Whether you focus on row percentages or column percentages in a contingency table depends on the question you’re answering. In our case, we want to know whether flavor preference depends on gender. Because the two genders display in separate rows, we’ll look for differences in the row percentages.
56% of females prefer chocolate versus only 29.6% of males. Conversely, 45% of males prefer vanilla, while only 18.2% of females prefer it. These results reconfirm our previous findings using the raw counts.
How to Graph a Contingency Table
You can use bar charts to display a contingency table. The following clustered bar chart shows the row percentages for the previous two-way table. I’ve set the graph to cluster the female and male pairs of bars together for each flavor, making comparisons easier. I think it gives a nice oomph to the tabular results.
This bar chart reiterates our conclusions from the contingency table. Women in this sample prefer chocolate, men favor vanilla, and both genders have an equal preference for strawberry.
Learn more about Bar Charts: Using, Examples and Interpreting.
How to Analyze a Contingency Table
We’ve already looked at various ways to analyze a contingency table. Here are two more methods that take it to another level.
Contingency tables are a fantastic way to display and find various types of probabilities. Use these tables to calculate joint, marginal, and conditional probabilities. I’ve written an article about calculating probabilities using two-way tables, and it includes all the definitions, notation, and formulas you need. Read about Using Contingency Tables to Calculate Probabilities.
In this post, we looked for a relationship between gender and ice cream preference by noting the differences between counts and row percentages in the contingency table. If we’re using this sample to draw inferences about the entire population of ice cream consumers, we’ll need to use a hypothesis test to evaluate the relationship.
In other words, are the differences we noticed in the sample large enough to support the notion that a relationship exists in the population? Or can we chalk up the differences to random sampling error? Learn how the chi-square test of independence can help us out by analyzing contingency tables!
Naming Conventions for Contingency Tables
Contingency tables come in a variety of flavors. The key considerations for naming the types are the number of categorical variables and the number of values for each categorical variable.
Number of Categorical Variables
You must have at least two categorical variables to create a contingency table. When you have two variables, it’s a two-way table. If you have three, it’s a three-way table, and so on.
For example, suppose we run a computer store and record the sales using the two categorical variables of gender and computer type. Those variables create a two-way contingency table. If we add a third categorical variable for store location, it becomes a three-way table.
How do you present a three-way table?
Because contingency tables display in two dimensions, you need multiple tables to represent anything more than a two-way table.
If there are four store locations in our three-way example, we’ll need to use four two-way tables.
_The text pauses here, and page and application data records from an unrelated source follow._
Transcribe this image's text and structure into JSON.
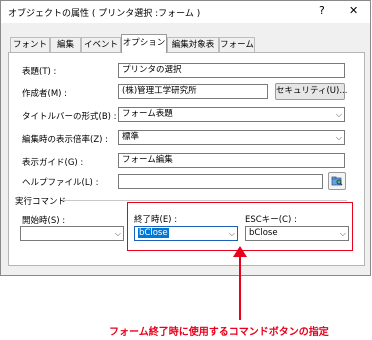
{
  "window": {
    "title": "オブジェクトの属性 ( プリンタ選択 :フォーム )",
    "help_label": "?",
    "close_label": "✕"
  },
  "tabs": [
    {
      "label": "フォント"
    },
    {
      "label": "編集"
    },
    {
      "label": "イベント"
    },
    {
      "label": "オプション"
    },
    {
      "label": "編集対象表"
    },
    {
      "label": "フォーム"
    }
  ],
  "form": {
    "title_label": "表題(T) :",
    "title_value": "プリンタの選択",
    "author_label": "作成者(M) :",
    "author_value": "(株)管理工学研究所",
    "security_button": "セキュリティ(U)...",
    "titlebar_style_label": "タイトルバーの形式(B) :",
    "titlebar_style_value": "フォーム表題",
    "zoom_label": "編集時の表示倍率(Z) :",
    "zoom_value": "標準",
    "guide_label": "表示ガイド(G) :",
    "guide_value": "フォーム編集",
    "help_file_label": "ヘルプファイル(L) :",
    "help_file_value": "",
    "exec_group_label": "実行コマンド",
    "start_label": "開始時(S) :",
    "start_value": "",
    "end_label": "終了時(E) :",
    "end_value": "bClose",
    "esc_label": "ESCキー(C) :",
    "esc_value": "bClose"
  },
  "annotation": {
    "text": "フォーム終了時に使用するコマンドボタンの指定",
    "color": "#e8001c"
  }
}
Each table displays gender and computer type for one location.
Number of Rows and Columns
The rows represent values of one categorical variable, while the columns denote the values of another. Analysts indicate the number of values for each variable by describing these tables as an A X B contingency table, where A represents the number of rows and B signifies the number of columns.
For example, at our computer store, Gender has two possible values and computer type has two values (PC and Mac). Hence, we have a 2 X 2 contingency table. If we add a third type of computer as a new column, it becomes a 2 X 3 table.